_Aim of the exercise_
All that is needed is a count of the lines in this data that contain the word "Vitamin".
*** Opening of Task input ***
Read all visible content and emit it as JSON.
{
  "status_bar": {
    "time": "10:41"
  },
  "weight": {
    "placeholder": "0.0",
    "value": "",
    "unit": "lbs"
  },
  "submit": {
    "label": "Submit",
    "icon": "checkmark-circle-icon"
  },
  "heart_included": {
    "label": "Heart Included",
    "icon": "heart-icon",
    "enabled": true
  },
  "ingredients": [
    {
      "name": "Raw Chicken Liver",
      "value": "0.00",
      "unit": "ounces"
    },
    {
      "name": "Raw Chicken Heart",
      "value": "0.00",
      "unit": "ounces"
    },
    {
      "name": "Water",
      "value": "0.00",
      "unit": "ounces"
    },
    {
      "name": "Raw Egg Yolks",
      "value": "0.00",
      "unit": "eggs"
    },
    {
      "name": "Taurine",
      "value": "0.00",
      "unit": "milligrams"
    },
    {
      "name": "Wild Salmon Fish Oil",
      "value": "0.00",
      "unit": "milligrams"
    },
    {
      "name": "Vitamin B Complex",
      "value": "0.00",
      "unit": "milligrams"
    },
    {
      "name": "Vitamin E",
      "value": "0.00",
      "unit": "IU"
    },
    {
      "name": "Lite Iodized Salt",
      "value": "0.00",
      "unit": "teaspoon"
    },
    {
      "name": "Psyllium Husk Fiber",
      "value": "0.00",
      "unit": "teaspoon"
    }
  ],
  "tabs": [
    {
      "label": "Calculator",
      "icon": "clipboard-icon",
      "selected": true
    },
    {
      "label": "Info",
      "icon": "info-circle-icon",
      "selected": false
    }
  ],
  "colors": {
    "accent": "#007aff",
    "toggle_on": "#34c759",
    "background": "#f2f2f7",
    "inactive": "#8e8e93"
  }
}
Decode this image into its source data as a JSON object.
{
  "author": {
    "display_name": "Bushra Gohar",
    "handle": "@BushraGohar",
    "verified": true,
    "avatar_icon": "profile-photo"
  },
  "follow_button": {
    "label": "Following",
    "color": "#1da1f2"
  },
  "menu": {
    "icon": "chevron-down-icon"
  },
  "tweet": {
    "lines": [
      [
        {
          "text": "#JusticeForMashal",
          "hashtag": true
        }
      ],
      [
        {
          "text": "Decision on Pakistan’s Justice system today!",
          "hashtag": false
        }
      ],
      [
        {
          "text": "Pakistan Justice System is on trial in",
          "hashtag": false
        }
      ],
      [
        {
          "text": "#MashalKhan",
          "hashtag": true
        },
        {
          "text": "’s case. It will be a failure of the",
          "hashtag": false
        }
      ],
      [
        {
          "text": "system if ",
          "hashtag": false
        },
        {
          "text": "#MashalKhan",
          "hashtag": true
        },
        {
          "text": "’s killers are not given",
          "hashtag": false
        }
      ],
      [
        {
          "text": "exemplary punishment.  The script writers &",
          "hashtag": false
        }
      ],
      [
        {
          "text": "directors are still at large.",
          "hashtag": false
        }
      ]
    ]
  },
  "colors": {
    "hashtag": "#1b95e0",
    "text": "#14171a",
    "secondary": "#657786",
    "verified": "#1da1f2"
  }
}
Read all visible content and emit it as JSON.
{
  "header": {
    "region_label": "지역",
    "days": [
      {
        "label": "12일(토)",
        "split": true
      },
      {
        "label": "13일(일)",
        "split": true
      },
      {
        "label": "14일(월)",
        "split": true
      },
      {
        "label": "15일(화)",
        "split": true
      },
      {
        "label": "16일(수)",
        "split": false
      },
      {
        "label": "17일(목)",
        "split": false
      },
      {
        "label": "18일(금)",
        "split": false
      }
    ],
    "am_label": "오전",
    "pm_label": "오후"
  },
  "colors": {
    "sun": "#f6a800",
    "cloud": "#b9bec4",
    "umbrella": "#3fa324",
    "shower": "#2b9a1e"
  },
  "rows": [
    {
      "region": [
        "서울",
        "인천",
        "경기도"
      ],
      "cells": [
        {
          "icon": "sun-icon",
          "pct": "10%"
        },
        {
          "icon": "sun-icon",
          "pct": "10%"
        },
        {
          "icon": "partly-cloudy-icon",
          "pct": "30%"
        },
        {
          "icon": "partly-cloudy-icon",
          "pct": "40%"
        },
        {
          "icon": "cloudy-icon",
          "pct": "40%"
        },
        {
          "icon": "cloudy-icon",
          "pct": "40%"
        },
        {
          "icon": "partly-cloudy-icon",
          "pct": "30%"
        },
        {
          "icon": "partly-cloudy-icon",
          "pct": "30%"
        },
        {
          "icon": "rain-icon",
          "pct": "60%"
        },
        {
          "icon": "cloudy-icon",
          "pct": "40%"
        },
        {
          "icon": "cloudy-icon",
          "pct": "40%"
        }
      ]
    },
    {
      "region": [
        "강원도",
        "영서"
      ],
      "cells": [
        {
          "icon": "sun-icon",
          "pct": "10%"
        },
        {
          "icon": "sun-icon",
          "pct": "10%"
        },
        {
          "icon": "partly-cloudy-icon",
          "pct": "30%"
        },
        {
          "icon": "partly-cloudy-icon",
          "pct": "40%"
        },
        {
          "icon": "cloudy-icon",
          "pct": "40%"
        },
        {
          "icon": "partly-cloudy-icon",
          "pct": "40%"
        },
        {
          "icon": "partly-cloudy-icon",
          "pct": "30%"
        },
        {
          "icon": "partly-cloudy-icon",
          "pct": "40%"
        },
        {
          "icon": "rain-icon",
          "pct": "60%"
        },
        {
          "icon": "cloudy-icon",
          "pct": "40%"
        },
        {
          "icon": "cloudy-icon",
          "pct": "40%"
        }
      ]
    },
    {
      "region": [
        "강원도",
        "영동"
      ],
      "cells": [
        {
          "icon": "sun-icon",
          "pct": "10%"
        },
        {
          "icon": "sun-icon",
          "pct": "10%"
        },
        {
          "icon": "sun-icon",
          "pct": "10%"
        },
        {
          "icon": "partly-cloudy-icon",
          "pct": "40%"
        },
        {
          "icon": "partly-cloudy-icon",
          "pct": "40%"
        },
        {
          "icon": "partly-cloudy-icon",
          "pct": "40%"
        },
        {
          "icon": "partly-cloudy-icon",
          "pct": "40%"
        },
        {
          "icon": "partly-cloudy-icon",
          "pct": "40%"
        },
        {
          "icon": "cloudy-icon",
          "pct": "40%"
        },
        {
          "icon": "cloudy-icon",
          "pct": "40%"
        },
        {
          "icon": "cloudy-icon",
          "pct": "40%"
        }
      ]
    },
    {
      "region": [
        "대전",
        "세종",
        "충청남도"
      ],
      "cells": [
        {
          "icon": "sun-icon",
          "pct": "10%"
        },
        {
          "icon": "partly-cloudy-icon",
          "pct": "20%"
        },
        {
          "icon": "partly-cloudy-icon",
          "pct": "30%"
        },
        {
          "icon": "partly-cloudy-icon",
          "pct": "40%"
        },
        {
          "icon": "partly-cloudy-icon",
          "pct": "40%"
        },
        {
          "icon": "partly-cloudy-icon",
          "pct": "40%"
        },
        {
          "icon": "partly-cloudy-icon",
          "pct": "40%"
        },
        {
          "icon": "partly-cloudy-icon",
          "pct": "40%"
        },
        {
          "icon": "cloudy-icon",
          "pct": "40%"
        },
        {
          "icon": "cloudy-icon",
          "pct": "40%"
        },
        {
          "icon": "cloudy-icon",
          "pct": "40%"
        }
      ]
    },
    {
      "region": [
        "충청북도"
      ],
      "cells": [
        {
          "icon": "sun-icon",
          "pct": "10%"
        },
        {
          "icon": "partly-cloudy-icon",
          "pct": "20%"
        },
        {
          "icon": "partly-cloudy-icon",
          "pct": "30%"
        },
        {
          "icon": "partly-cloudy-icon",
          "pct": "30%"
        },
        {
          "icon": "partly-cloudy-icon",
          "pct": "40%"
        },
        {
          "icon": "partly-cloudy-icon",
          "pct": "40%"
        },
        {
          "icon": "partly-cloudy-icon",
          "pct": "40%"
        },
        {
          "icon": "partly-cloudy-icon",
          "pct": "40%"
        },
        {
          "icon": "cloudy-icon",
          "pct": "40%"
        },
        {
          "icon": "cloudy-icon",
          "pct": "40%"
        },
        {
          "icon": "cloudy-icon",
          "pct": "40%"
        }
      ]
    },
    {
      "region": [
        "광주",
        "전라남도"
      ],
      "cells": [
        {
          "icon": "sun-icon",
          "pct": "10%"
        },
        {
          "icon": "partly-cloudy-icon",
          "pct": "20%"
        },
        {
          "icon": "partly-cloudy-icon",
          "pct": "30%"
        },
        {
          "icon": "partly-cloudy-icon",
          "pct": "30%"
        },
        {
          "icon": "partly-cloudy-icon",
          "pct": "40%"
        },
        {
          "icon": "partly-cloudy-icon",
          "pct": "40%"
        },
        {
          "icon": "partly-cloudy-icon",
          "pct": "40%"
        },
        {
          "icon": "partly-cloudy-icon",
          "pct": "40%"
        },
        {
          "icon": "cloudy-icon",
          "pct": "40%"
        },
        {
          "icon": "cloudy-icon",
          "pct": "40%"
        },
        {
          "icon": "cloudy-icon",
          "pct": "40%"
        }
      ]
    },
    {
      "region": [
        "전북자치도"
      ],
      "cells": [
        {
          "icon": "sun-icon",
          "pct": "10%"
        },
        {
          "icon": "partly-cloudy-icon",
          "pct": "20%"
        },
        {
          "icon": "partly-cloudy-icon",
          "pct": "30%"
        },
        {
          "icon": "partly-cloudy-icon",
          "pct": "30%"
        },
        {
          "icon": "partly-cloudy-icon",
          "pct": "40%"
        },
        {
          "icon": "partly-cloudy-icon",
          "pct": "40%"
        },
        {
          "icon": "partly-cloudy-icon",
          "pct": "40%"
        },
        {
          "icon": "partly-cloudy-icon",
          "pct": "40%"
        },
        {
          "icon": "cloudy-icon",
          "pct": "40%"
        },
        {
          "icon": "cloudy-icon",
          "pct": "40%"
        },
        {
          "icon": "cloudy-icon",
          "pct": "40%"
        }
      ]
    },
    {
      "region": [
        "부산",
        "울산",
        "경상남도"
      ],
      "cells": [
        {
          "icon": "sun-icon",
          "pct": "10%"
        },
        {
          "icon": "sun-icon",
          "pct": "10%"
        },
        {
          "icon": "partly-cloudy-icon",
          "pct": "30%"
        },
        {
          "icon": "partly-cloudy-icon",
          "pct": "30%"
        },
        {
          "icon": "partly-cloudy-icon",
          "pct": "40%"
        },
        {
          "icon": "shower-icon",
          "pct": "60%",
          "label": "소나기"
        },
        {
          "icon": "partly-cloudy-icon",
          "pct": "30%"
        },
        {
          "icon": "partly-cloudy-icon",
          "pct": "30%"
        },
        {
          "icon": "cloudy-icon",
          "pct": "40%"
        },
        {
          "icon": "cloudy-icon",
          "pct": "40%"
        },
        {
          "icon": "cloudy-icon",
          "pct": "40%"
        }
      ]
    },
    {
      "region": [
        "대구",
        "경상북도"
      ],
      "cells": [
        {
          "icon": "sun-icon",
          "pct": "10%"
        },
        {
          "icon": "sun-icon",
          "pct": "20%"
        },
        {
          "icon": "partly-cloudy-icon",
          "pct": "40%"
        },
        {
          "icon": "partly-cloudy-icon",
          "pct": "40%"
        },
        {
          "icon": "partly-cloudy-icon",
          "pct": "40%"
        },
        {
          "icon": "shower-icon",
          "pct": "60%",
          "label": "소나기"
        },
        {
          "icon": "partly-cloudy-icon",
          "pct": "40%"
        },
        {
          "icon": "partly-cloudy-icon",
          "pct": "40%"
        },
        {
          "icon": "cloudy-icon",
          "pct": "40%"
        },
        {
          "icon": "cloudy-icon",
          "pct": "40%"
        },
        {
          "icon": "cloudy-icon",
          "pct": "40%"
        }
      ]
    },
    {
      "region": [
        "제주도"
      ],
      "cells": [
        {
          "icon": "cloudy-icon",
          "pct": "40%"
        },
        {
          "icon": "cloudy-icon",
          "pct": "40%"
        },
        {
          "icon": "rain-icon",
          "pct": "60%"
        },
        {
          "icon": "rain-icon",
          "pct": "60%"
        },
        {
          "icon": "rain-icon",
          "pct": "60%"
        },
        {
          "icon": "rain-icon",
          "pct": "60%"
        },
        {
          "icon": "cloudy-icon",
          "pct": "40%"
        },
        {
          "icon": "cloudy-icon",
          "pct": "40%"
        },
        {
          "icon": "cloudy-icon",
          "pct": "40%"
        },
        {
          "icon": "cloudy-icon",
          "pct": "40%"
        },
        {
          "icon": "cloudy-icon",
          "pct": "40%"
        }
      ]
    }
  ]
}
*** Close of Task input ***
_Problem solution_
2